Speaking of running, another new feature in “Titanfall” is wall-running -- meaning you can run across the side of buildings. Combined with a double-jump ability it makes the game much faster, although in the beta test the wall-running seemed to be used rarely.

Even if you are newbie usually unable to get a shot off before getting destroyed by a 12-year-old, get into a titan and the tweens will run scared.

Neither the titans nor the wall-running feature mess with the fundamentals of the multiplayer FPS. “Titanfall” isn’t looking to reinvent the wheel, but provide the best multiplayer FPS experience, and it’s looking a safe bet at this point.

One of the big questions that remain is whether the lack of a single-player mode will hurt the game. When talking about the original Xbox’s killer app -- “Halo: Combat Evolved” in 2001 -- the multiplayer was praised as breaking significant ground. Yet “Halo” also came with a strong single-player mode that introduced the player to the world, to the various aliens and to the Halos themselves. It means that not only was there something for those less sure of multiplayer, but it also gave the maps, players, weapons some meaning.

Although “Titanfall” will weave some story and characterization into the gameplay -- only hinted at in the beta -- it’s still a risk not to include a living breathing campaign.

This isn’t to say an FPS with no single player can’t be a success, 1999’s “Quake III Arena” and the “Unreal Tournament” series proved this, and to a lesser extent 2011’s “Brink.” However, while multiplayer seems strong in “Titanfall,” whether it will be deep enough to win the crown of “killer app” remains to be seen.

Despite promising signs, the fate of “Titanfall” is like the titans themselves -- very much up in the air.

Titanfall is released exclusively for the Xbox One and Windows on March 11, and on Xbox 360 on March 25. Check back to FoxNews.com for a review of the full release.
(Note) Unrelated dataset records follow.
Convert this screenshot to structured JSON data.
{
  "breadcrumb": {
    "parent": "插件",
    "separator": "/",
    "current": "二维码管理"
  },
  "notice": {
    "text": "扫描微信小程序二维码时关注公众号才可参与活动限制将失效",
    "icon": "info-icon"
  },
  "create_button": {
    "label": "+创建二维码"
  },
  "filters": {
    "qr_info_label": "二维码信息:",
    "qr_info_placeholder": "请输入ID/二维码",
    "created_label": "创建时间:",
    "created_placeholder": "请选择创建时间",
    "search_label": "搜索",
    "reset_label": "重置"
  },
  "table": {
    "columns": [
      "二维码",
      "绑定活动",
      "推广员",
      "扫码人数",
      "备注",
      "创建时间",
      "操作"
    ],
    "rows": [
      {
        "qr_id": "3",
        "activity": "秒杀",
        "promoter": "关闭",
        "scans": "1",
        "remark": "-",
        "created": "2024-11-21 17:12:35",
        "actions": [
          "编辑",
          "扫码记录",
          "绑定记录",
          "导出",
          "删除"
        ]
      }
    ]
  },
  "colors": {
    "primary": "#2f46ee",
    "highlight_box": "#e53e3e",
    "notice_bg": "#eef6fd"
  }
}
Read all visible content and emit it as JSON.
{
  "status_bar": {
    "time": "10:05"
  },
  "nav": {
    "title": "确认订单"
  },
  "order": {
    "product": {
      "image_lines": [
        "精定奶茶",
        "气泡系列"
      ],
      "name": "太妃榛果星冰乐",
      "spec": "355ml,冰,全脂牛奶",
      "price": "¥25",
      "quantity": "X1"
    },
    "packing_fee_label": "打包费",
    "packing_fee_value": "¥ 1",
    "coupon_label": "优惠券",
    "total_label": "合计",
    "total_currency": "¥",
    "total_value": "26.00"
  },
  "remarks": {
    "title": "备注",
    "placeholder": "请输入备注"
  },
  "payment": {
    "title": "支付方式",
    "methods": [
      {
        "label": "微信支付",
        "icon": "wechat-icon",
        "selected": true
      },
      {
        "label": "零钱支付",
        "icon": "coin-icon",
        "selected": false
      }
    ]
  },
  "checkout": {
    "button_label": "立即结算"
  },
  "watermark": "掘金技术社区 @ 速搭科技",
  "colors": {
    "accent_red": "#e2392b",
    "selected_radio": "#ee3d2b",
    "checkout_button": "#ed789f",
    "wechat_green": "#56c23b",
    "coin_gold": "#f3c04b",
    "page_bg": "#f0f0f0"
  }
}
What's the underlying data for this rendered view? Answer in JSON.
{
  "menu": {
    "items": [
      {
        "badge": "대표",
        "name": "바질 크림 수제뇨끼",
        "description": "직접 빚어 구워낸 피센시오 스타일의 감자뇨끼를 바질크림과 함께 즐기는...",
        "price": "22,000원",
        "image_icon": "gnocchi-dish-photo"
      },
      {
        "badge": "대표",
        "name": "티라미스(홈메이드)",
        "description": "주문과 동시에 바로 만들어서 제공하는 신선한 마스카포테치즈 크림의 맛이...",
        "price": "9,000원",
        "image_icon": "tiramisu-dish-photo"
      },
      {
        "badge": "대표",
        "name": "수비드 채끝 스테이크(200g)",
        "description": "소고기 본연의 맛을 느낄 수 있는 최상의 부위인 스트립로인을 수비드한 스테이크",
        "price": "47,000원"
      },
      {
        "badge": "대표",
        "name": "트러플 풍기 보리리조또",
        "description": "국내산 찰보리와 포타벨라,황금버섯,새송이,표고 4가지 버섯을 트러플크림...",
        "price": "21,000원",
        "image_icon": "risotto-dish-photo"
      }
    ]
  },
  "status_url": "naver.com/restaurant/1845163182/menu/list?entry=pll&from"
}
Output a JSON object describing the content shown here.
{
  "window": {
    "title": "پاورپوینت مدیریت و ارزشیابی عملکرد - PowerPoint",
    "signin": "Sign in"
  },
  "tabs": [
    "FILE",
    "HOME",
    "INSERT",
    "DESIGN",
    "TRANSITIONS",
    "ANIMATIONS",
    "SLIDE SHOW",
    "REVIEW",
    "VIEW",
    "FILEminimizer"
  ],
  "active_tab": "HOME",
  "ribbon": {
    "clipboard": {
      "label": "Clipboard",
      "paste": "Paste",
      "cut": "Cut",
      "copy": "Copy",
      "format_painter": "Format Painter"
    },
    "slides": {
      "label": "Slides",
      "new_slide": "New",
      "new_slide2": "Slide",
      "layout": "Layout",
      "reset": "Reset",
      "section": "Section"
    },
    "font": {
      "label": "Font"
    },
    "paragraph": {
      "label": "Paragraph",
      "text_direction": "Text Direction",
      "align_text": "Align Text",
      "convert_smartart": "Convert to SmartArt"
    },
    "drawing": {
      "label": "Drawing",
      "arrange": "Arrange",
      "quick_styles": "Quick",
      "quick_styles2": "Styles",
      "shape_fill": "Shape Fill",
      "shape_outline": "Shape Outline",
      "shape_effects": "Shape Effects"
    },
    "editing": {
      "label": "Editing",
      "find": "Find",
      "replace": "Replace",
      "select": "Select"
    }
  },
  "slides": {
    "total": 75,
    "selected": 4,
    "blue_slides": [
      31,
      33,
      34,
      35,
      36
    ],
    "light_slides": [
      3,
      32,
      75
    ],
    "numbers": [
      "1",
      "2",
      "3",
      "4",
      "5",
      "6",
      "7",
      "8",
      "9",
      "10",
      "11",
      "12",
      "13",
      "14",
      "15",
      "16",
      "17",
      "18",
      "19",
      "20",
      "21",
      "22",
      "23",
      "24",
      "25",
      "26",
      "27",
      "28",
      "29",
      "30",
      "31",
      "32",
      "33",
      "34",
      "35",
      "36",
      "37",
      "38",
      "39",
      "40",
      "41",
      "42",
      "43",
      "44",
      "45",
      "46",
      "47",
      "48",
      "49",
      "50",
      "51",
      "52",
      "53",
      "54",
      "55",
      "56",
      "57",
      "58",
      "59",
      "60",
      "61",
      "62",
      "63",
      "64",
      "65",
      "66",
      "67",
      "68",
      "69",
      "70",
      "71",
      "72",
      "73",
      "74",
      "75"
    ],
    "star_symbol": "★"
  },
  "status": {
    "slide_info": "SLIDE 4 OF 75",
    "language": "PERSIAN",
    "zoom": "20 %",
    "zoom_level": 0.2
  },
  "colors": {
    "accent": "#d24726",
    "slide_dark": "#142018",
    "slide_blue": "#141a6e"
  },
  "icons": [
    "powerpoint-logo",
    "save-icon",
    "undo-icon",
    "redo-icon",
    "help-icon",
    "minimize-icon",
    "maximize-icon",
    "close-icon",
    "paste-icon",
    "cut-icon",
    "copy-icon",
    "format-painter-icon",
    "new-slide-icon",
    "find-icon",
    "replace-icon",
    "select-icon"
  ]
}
Adam Shaw is a News Editor for FoxNews.com. He can be reached here or on Twitter: @AdamShawNY